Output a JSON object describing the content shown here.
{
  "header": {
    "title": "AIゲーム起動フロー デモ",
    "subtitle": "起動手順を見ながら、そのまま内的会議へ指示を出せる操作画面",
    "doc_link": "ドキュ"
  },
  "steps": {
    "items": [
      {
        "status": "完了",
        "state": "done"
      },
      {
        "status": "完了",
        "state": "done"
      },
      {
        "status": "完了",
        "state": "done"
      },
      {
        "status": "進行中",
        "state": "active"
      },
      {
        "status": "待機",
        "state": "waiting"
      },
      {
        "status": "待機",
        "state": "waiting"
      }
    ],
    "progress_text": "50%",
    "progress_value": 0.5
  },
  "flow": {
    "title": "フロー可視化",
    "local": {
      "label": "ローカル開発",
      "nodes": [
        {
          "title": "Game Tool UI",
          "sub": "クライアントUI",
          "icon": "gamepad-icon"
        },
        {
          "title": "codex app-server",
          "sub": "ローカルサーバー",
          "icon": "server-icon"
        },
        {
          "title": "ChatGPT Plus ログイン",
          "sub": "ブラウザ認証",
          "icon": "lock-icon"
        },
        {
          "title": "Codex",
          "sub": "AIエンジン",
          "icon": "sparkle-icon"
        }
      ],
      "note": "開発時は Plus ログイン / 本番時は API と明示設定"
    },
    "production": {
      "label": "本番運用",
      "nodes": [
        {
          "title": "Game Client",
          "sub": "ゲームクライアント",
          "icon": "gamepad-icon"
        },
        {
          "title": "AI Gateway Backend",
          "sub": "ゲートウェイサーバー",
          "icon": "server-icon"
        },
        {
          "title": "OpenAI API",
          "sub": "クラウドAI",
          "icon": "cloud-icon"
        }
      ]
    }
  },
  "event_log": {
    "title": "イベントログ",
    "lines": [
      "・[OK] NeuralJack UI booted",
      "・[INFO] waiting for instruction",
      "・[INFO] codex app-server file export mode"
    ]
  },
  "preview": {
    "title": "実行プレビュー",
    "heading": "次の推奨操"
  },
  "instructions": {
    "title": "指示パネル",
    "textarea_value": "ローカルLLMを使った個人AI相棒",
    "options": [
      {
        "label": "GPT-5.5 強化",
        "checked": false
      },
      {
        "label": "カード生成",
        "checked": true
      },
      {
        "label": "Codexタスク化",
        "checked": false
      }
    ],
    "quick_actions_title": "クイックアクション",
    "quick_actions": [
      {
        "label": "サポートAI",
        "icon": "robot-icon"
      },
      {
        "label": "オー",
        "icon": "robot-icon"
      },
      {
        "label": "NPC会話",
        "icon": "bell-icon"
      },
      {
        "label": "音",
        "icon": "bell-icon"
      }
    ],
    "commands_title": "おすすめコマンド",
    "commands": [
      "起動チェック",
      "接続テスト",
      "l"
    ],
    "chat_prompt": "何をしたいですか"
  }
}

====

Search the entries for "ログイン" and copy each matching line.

          "title": "ChatGPT Plus ログイン",
      "note": "開発時は Plus ログイン / 本番時は API と明示設定"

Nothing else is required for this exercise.